- [Exercise directions]: Locate the word "phone" in the material, then show every line that holds it.

☆ ☆ ☆ ☆ ☆

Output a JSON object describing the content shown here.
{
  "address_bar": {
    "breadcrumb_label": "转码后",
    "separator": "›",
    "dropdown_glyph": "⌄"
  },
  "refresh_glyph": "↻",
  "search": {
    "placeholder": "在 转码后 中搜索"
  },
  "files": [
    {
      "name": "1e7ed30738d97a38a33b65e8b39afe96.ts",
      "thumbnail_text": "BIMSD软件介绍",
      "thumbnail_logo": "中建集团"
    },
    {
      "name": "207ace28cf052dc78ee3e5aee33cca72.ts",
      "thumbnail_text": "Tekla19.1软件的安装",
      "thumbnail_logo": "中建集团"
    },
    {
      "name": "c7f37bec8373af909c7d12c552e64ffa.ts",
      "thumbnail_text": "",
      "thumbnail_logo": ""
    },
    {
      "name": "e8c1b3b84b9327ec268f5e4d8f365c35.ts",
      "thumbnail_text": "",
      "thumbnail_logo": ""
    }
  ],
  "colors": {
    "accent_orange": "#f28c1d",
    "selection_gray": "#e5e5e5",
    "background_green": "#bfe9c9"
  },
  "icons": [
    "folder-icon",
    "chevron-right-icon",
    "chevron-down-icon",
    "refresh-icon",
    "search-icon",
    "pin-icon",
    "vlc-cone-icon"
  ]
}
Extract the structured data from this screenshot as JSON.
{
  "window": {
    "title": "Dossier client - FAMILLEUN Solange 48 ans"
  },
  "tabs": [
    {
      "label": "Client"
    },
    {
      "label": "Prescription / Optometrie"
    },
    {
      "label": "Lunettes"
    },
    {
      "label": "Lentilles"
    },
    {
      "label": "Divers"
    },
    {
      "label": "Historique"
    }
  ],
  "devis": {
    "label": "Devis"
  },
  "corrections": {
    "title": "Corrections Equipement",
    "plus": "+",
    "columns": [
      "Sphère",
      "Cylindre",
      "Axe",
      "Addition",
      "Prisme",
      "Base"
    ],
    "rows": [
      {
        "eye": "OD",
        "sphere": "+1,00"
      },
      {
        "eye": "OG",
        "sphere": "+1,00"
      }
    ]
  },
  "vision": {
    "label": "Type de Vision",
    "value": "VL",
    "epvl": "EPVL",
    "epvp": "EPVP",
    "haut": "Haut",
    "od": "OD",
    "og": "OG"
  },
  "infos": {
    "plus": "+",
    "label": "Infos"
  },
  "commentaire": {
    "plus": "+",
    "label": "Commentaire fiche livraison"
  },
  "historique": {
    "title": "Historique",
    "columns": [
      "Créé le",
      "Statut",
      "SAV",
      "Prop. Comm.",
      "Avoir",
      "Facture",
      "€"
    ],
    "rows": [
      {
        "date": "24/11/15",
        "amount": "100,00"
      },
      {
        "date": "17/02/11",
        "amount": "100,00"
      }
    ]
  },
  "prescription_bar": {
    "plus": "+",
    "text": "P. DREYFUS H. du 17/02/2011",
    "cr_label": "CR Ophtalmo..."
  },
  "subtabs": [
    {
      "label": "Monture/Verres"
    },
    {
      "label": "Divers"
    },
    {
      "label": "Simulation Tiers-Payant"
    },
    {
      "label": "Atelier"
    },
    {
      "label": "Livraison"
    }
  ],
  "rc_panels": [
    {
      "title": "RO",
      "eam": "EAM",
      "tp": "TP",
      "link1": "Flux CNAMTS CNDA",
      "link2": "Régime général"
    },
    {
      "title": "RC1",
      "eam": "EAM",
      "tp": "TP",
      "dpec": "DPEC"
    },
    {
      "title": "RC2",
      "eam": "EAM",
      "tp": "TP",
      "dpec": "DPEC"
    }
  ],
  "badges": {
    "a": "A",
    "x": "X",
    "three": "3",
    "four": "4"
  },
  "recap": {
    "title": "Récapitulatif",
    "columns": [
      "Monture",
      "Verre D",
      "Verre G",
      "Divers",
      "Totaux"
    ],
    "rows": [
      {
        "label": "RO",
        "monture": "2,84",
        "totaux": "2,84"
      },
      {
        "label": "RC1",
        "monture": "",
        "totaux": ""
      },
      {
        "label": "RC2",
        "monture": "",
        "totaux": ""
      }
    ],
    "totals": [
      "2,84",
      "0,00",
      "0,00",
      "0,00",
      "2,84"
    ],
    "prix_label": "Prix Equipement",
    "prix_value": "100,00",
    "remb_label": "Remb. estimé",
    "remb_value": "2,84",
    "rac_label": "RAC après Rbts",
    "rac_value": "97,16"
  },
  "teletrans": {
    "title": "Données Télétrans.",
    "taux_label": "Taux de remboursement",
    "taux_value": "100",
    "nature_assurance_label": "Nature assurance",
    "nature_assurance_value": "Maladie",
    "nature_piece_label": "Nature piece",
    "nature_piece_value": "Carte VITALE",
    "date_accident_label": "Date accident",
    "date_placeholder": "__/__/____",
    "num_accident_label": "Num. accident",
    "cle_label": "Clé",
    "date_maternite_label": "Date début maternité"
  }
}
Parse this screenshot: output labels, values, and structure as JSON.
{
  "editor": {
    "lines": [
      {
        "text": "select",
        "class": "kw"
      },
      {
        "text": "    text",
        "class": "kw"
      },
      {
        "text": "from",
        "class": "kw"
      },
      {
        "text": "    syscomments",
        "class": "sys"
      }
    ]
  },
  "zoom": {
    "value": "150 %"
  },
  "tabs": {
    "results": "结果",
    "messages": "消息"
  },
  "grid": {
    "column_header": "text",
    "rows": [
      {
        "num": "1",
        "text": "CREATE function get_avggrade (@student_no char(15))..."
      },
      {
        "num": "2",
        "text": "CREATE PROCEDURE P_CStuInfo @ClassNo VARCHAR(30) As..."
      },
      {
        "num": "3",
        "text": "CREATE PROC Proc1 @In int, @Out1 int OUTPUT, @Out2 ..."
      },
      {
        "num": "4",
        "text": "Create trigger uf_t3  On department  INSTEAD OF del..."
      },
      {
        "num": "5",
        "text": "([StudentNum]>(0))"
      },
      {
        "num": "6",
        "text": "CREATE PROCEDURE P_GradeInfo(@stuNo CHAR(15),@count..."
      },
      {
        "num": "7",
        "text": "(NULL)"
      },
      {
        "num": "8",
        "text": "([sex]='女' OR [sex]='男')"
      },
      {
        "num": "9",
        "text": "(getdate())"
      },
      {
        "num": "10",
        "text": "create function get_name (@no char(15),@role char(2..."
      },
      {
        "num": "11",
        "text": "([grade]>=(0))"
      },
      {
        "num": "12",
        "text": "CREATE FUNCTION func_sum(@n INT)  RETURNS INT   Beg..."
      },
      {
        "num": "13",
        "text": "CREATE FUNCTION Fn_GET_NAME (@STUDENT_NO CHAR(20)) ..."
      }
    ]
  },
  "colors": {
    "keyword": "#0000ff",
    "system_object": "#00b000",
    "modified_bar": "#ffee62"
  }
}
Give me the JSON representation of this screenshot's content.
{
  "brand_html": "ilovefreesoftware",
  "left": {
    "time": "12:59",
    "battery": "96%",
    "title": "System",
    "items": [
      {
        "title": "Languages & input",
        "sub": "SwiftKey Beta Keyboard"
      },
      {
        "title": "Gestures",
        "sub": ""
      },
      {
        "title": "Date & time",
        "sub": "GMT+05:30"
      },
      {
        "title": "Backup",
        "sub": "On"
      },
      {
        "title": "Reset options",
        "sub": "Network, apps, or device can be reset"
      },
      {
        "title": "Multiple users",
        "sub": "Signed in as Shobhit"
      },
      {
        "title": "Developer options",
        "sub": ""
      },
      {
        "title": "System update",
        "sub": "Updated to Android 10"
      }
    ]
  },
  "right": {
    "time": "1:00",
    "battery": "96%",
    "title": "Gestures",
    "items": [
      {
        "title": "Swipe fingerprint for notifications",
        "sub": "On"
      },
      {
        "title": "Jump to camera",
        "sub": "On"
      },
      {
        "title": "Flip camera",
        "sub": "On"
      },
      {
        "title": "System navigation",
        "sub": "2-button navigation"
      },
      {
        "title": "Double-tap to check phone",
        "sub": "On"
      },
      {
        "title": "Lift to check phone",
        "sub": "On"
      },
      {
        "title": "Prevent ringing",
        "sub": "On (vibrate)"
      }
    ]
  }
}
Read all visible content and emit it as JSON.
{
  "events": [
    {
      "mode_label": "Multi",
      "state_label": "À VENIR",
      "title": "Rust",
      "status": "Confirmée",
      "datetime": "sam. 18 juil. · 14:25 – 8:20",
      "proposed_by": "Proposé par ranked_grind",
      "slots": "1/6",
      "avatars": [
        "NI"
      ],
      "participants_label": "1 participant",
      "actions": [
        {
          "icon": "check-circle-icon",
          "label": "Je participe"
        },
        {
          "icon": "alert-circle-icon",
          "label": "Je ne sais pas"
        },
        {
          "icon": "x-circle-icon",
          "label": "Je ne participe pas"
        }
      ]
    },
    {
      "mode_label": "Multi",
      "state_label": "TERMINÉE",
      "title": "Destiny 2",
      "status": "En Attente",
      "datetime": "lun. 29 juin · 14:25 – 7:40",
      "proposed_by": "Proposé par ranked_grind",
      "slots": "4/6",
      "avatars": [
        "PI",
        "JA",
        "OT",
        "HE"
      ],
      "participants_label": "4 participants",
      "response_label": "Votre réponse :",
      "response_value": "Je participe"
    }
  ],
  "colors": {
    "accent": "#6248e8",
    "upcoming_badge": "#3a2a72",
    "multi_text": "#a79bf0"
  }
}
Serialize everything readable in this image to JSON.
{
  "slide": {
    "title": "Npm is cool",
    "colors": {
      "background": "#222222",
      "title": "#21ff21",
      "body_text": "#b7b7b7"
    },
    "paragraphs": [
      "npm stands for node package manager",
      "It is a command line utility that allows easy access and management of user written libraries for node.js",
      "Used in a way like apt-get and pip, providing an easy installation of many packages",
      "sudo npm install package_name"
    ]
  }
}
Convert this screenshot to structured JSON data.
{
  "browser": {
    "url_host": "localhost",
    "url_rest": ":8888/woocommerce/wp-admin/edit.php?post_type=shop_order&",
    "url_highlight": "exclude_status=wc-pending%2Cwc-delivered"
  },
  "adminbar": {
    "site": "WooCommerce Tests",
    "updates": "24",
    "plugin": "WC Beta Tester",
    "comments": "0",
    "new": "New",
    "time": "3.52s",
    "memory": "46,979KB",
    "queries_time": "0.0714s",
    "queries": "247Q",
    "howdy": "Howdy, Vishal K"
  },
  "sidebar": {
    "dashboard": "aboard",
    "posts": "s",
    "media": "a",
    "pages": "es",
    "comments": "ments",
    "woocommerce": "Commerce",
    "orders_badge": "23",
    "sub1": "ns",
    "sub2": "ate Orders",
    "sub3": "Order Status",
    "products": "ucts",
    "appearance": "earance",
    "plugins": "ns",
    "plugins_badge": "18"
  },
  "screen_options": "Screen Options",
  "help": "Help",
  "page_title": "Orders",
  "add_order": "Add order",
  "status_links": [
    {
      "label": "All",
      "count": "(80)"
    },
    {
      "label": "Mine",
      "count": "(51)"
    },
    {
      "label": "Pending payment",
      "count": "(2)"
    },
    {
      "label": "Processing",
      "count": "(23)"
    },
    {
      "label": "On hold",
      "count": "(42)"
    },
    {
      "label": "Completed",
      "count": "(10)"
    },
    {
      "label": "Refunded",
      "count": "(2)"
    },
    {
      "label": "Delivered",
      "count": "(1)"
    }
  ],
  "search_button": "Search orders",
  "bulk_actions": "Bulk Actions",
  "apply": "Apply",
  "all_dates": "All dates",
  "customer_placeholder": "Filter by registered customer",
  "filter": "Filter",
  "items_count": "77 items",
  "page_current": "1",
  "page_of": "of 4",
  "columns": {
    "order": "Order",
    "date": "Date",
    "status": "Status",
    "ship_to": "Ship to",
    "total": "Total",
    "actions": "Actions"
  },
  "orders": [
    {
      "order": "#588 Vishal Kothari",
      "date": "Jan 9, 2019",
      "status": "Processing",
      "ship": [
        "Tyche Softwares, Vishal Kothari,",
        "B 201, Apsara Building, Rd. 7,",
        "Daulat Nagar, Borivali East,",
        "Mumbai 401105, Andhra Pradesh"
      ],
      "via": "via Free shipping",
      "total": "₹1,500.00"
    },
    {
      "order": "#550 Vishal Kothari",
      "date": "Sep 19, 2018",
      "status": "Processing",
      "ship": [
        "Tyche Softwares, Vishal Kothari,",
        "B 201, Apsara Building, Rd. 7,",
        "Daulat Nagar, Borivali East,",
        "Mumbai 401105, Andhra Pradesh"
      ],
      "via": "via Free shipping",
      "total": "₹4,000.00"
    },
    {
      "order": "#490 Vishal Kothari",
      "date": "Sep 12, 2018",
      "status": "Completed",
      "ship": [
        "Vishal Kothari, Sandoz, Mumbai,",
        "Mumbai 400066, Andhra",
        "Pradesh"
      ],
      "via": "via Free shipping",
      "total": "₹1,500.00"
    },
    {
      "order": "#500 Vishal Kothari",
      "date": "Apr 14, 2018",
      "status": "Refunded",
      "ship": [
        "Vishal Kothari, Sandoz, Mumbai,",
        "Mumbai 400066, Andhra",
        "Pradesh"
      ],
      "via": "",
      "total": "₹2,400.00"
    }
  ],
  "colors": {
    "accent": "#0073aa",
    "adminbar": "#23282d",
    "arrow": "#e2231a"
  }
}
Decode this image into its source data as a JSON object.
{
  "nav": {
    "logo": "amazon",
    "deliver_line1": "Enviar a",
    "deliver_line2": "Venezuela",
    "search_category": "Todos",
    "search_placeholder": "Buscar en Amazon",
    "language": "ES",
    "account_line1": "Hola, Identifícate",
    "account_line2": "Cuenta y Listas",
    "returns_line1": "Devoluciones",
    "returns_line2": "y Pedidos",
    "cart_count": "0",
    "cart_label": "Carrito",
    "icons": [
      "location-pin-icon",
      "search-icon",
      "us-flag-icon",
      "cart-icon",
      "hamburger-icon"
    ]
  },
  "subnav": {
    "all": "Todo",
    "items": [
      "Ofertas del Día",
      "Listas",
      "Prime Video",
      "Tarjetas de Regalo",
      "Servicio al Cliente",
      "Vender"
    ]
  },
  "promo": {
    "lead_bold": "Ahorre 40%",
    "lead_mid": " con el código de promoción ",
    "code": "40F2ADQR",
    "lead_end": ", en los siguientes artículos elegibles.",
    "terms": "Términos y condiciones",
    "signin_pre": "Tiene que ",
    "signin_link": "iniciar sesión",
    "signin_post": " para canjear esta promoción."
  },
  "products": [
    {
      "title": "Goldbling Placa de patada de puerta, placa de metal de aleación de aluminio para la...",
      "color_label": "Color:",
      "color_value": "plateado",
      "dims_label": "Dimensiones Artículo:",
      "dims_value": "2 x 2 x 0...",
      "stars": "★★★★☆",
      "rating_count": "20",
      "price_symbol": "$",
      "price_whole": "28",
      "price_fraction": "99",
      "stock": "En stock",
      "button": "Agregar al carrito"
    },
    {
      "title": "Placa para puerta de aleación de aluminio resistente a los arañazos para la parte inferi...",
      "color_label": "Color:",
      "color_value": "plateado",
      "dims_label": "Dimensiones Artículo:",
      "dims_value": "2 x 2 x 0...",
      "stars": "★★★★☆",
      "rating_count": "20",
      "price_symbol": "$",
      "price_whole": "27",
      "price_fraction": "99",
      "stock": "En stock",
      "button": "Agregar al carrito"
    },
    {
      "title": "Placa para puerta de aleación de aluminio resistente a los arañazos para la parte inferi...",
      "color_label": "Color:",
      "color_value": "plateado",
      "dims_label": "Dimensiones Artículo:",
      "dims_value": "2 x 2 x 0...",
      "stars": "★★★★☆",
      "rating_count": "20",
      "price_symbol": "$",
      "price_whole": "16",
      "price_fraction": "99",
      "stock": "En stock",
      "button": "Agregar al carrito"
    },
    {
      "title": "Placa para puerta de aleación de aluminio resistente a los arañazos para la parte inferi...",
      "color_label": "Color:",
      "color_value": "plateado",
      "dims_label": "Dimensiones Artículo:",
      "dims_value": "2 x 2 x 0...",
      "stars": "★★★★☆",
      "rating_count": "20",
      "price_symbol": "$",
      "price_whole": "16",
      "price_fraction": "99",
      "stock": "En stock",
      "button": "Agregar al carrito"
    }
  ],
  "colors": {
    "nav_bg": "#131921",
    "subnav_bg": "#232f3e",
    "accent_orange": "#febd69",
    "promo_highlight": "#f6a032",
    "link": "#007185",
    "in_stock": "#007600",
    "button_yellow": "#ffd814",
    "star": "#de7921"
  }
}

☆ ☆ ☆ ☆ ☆

- [Task solution]:
        "title": "Double-tap to check phone",
        "title": "Lift to check phone",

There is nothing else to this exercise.